### Work instructions
Every line below that holds the word "JSON" must be listed.

### Materials provided
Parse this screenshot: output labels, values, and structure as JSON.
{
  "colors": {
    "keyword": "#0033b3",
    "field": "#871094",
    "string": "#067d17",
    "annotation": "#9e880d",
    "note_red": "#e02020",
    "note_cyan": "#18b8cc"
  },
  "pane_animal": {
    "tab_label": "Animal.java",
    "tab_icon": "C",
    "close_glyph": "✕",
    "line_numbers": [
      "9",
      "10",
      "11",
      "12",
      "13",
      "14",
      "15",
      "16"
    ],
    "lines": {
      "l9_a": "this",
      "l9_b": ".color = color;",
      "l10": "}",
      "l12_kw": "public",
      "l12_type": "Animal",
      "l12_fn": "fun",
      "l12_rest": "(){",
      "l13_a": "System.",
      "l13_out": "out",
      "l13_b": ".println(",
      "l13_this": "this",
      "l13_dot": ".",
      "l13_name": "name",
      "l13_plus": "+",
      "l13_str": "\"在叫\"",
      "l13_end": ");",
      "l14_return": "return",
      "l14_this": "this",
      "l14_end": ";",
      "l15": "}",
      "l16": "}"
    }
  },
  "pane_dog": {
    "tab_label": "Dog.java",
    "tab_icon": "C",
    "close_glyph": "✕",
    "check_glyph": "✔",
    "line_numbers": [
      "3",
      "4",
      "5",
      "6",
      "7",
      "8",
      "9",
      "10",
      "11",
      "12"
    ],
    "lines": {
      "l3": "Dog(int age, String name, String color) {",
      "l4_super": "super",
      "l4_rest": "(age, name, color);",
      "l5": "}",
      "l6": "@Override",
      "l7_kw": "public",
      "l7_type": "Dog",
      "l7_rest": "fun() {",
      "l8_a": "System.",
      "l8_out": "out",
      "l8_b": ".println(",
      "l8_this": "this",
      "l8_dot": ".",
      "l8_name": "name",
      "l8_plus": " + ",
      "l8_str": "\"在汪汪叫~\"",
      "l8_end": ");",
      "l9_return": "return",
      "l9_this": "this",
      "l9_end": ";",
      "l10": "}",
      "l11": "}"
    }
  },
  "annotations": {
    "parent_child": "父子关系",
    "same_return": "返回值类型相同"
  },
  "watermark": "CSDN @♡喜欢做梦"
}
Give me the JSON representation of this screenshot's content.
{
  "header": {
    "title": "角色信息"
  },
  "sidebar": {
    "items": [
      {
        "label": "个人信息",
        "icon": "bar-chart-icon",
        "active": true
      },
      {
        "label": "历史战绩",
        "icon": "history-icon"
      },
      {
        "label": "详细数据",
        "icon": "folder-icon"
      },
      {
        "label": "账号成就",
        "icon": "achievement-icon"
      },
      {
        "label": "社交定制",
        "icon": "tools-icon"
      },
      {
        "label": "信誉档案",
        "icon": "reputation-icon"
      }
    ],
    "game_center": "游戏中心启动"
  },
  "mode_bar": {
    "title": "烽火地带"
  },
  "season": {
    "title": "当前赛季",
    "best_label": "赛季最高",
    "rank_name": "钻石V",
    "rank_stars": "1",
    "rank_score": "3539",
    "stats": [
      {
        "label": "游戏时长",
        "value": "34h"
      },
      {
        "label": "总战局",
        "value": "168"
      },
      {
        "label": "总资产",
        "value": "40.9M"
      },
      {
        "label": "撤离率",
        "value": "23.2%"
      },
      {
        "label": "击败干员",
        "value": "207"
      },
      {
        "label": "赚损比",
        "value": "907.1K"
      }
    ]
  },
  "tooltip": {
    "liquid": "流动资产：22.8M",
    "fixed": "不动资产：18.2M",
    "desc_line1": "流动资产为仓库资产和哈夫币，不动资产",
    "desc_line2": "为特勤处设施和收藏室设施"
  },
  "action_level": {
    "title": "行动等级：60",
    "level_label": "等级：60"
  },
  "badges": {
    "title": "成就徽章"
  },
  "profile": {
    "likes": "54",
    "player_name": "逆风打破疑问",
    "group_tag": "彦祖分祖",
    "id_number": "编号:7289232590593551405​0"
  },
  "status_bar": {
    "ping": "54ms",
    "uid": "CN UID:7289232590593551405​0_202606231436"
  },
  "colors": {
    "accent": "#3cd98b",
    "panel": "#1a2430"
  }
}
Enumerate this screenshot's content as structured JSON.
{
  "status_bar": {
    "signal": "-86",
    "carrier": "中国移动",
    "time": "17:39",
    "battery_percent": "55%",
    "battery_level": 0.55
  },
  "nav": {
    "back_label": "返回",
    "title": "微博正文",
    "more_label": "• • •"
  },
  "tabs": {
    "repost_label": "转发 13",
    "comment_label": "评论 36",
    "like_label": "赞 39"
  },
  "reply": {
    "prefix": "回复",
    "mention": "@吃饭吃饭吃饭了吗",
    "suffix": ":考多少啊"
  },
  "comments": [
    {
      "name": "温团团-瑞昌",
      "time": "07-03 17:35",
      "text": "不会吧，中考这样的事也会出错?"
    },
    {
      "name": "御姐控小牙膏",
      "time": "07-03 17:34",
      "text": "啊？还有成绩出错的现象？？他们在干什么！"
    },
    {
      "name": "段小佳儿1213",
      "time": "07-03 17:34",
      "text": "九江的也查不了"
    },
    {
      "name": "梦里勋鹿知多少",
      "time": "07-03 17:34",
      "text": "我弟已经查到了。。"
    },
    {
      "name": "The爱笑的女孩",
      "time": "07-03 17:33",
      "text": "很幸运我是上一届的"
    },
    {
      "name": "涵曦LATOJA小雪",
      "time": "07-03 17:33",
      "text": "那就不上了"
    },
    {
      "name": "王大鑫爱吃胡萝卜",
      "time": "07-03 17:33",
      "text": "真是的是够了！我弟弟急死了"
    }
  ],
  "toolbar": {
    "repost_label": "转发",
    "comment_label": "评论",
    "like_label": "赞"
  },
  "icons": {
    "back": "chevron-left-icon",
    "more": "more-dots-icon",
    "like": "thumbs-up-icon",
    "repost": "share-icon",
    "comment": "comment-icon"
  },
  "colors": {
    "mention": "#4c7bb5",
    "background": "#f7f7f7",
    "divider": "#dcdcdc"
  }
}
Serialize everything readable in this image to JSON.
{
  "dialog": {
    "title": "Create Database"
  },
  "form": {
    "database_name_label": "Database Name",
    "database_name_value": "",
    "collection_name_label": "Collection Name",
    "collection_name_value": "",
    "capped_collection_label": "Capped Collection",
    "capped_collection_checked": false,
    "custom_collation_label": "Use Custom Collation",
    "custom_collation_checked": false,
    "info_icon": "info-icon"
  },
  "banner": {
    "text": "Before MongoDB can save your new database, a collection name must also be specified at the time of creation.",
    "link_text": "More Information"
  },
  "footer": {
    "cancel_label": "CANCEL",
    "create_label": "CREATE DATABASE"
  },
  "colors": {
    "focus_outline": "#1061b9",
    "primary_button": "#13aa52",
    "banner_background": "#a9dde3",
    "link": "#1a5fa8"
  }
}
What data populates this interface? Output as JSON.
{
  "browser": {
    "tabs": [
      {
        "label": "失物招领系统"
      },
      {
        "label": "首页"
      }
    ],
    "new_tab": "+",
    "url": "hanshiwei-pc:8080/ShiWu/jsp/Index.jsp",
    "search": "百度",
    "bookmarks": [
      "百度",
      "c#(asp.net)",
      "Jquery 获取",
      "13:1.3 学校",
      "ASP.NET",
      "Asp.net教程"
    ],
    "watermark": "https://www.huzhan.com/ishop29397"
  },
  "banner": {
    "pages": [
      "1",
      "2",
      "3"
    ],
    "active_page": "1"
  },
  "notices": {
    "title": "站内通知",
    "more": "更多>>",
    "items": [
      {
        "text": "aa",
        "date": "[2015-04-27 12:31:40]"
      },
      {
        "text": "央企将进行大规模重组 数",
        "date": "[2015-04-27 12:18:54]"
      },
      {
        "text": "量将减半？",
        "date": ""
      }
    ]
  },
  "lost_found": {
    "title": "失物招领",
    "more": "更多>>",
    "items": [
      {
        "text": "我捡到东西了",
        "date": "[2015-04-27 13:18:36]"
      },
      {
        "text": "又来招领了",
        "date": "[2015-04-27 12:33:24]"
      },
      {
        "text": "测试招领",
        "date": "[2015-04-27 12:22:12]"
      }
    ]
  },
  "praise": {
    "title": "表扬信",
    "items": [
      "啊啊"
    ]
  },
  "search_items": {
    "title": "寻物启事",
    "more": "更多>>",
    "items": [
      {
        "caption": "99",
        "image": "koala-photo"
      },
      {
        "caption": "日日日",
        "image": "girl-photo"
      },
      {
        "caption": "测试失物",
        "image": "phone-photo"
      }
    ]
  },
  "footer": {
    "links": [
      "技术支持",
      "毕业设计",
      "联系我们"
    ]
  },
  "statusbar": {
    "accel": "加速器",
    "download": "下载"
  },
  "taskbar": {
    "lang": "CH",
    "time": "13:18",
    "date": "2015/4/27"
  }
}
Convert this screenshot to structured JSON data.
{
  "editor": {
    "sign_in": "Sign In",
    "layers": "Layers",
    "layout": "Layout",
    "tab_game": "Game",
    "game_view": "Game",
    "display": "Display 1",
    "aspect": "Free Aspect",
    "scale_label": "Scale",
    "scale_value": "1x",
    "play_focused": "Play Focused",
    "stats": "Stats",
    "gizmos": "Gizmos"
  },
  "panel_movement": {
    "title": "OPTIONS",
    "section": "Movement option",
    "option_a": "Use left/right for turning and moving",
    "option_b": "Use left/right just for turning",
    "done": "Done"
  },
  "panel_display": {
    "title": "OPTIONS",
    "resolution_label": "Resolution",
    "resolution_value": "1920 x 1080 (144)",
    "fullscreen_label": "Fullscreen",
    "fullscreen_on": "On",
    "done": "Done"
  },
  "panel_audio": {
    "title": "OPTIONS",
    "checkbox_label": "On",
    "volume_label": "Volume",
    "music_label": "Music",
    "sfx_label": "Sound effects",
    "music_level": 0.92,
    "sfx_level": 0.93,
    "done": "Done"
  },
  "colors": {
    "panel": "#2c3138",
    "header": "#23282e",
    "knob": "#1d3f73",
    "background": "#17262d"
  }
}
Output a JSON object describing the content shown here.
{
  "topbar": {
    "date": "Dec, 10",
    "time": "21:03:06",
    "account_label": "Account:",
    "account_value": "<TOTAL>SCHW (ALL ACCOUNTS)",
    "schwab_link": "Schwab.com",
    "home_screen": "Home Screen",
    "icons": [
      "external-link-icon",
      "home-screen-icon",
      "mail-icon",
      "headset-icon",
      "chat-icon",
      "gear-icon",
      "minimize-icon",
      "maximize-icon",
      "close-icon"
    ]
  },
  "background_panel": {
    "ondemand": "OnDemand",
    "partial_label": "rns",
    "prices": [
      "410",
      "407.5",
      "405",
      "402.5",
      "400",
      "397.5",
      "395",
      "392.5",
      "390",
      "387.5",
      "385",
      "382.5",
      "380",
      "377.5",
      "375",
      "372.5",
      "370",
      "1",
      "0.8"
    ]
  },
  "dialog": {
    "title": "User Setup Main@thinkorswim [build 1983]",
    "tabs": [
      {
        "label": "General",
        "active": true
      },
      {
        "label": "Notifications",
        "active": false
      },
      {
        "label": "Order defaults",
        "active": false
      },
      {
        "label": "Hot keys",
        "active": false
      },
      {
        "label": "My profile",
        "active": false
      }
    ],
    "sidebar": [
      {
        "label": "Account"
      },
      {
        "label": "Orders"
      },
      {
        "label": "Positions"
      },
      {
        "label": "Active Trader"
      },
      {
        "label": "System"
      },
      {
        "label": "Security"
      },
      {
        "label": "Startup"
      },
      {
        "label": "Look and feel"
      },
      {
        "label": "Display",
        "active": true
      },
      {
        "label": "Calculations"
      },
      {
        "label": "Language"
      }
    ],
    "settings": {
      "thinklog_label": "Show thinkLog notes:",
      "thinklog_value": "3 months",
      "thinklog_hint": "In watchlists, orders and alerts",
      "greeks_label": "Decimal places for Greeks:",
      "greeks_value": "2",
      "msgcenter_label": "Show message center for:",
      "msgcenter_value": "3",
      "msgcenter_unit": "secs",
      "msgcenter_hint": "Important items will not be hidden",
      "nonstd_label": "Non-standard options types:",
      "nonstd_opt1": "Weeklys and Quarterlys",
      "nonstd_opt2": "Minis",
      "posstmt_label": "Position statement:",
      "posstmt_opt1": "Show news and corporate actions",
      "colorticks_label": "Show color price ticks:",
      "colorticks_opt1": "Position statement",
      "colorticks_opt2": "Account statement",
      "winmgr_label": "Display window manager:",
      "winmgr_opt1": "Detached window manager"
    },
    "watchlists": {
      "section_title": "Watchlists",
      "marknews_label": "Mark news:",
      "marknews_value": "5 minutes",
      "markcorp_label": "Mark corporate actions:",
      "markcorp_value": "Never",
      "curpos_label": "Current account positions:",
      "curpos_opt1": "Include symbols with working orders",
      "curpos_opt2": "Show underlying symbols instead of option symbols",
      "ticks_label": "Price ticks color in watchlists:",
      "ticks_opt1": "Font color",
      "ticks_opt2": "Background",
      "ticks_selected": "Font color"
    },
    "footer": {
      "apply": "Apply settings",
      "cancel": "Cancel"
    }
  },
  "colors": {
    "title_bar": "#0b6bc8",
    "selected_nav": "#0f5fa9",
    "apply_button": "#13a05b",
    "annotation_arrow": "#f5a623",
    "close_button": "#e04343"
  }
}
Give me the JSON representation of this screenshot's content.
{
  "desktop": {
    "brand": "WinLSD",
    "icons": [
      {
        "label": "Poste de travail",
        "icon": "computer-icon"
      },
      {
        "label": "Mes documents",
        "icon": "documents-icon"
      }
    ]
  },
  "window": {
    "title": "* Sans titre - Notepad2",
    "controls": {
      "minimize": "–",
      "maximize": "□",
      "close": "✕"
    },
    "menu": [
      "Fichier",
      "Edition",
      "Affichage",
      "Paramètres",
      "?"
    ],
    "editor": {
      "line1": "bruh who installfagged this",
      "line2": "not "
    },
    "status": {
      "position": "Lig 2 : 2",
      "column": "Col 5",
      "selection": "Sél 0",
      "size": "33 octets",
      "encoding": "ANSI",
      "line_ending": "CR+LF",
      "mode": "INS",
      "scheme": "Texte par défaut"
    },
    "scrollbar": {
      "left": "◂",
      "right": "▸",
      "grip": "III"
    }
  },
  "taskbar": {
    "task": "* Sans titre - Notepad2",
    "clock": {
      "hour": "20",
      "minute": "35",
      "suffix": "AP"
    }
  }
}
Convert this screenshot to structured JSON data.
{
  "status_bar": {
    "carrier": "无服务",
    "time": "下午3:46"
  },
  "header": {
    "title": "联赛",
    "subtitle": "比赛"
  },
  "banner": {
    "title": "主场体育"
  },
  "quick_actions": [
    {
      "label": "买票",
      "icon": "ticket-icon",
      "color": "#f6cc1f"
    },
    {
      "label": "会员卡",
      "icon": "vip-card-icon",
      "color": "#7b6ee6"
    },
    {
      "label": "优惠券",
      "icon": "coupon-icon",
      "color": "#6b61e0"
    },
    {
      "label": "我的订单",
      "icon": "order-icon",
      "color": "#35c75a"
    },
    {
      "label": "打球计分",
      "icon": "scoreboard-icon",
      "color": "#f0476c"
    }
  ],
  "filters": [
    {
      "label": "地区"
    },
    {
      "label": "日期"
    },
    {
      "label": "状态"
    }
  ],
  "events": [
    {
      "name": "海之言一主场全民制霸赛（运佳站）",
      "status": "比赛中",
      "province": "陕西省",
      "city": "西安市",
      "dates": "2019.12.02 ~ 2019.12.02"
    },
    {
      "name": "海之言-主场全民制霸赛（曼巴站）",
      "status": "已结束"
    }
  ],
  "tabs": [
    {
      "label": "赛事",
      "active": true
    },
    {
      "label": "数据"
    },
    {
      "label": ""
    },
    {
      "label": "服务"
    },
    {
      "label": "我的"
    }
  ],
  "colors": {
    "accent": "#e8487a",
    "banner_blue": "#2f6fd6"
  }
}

### Answer area
Parse this screenshot: output labels, values, and structure as JSON.
Give me the JSON representation of this screenshot's content.
Enumerate this screenshot's content as structured JSON.
Serialize everything readable in this image to JSON.
What data populates this interface? Output as JSON.
Convert this screenshot to structured JSON data.
Output a JSON object describing the content shown here.
Give me the JSON representation of this screenshot's content.
Convert this screenshot to structured JSON data.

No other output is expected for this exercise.